[Date Prev][Date Next][Thread Prev][Thread Next][Date Index][Thread Index]

[Xmca-l] Re: Leontyev's activities

I like the idea of a "well-motivated argument" as used in classical and contemporary logic.  So I say stick to motivated.
It works so nicely with the distinction between "merely understood" and "really effective" -- and the transition as merely understood motive becomes really effective.  The subject may engage in the actions that are motivated by two different activity systems with two different motives -- but say the second is merely understood by the subject and the first is really effective for the subject.  When the human conflict-ing (Luria) mash-up happens and the person lapses into a mosaically related but contradictory action -- poof -- the merely understood is now the motive!
So the child you and Leontyev describe doing homework is first really effectively motivated by play with adult rules of priority/timing etc. but when that child scrunches up his homework paper and throws it in the waste basket and starts all over -- poof-- the really effective motive/activity falls apart and the merely understood socio-cultural motive/activity is ready and willing and takes up the slack.  Having alluded to both Luria and Leontyev, I now bring in the Beatles -- it's a long and winding road.  Not a one-time enlightenment! But praxis makes possible.

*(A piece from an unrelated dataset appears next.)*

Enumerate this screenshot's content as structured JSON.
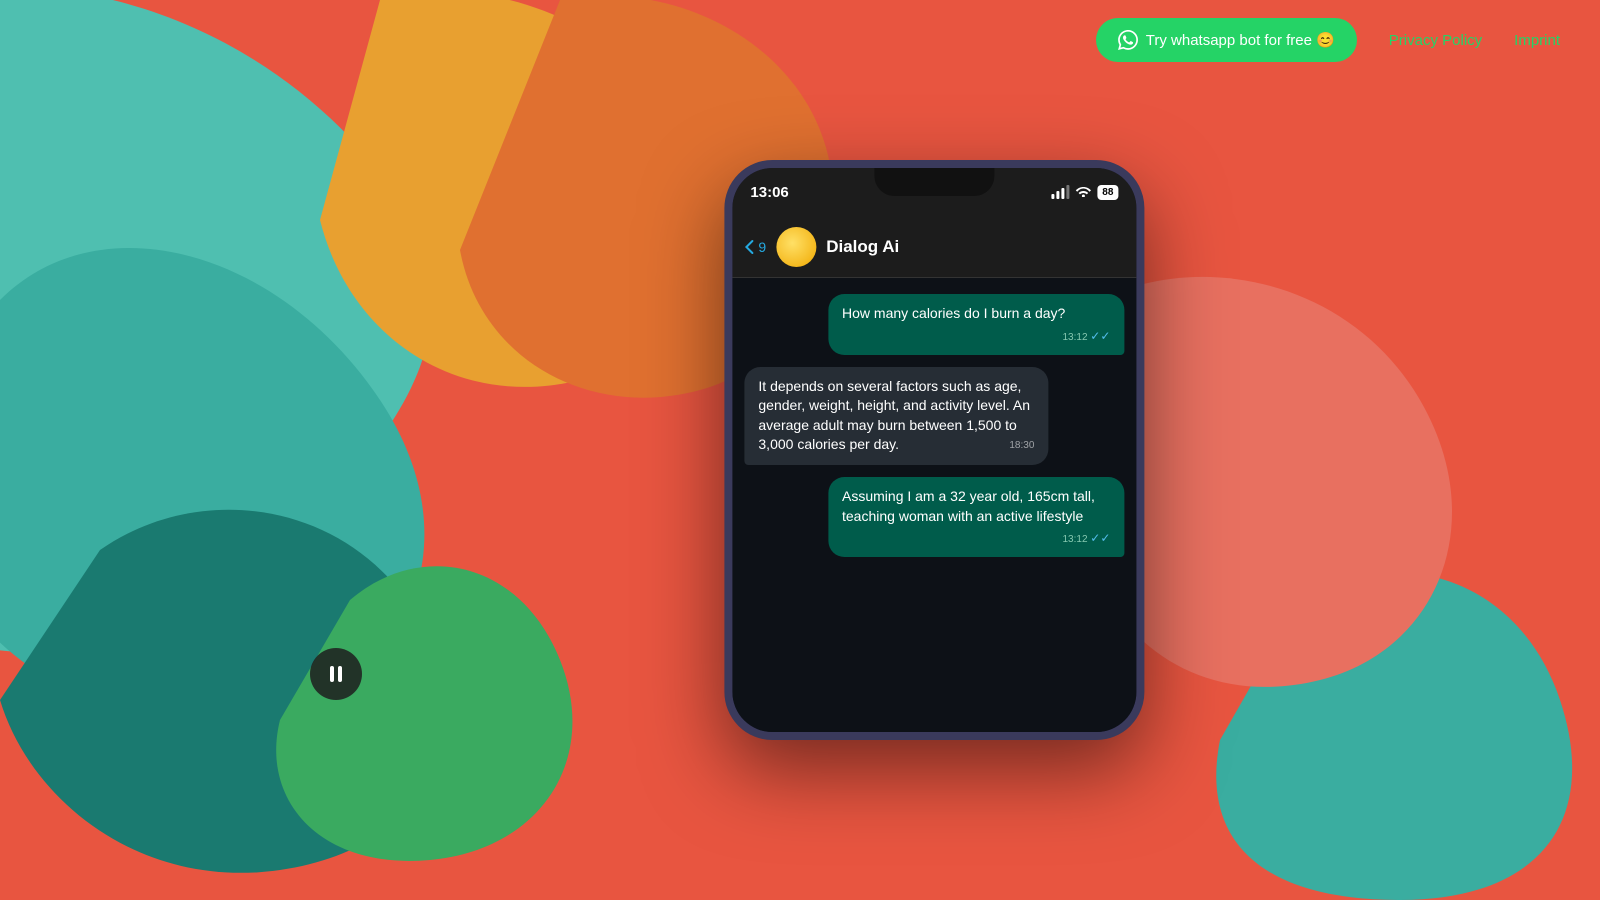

When we at LCHC, ages ago, were running the after-school school we called "Field College" (pun and polysemy intended), a funding program officer (Marge Martus) commented that she hadn't seen a single child off task in two hours.  And believe me they were not school or adult governed children!  It was because Field College was strewn with motives that virtually begged for children to engage but also to transition from really effective to merely understood and hence to "grow" into a new activity.  It would be, I told Marge, like being in a rainstorm and trying to avoid the raindrops if a child were off-all-the available operating tasks!
We had "center table" rituals and "fifth dimension" constitutions that exposed the merely understood motives. And we had participant structures, tasks, procedures, a lot of bells and whistles that fit in dual activity systems/motives, some combonation of which elicited the child's voluntary engagement in a really effective way.


 From: Andy Blunden <ablunden@mira.net>
To: "eXtended Mind, Culture, Activity" <xmca-l@mailman.ucsd.edu> 
Sent: Monday, August 19, 2013 10:44 PM
Subject: [Xmca-l] Re: Leontyev's activities

perhaps we could try some alternative words to "motivation"?
What about "ideal" or "concept"? The ideal or concept of a project defines the norms which characterise the activity, and give us the best go at making sense of the "motivation of an activity". I say "the best go" because "motivation" seems to me to be a word which is applicable only to individual persons. Leontyev used the word "motive" for what defined an activity in a way that is ambiguous. It can be, as in Manfred Holodynski's interpretation, the end which is being served by the immediate goals of the actions making up the activity, in the subjective sense that a person is going to the window (goal) because they want give a speech (motive), but also in the objective sense, for example, that an arms factory is producing guns because the community needs guns. In this latter sense, the motive of "producing guns for the community" is an "only understood motive," and what motivates the factory worker (sets her in motion) is the need to earn a wage to
 raise their family - that is the "really effective motive." But the concept of "arms production" does not rely on the questionable idea of "corporate motivation", just the norms of participation in "arms production".

Does that assist at all in your issue, Greg?

Greg Thompson wrote:
> ...
> p.s. ... I think Larry described nicely
> what I am trying to achieve - a notion of activity that does not have at
> its center a sovereign subject. My post questioning the merging of
> phenomenology with activity theory speaks to the central intellectual
> concern and the "for what" of what I'm hoping to do in my work.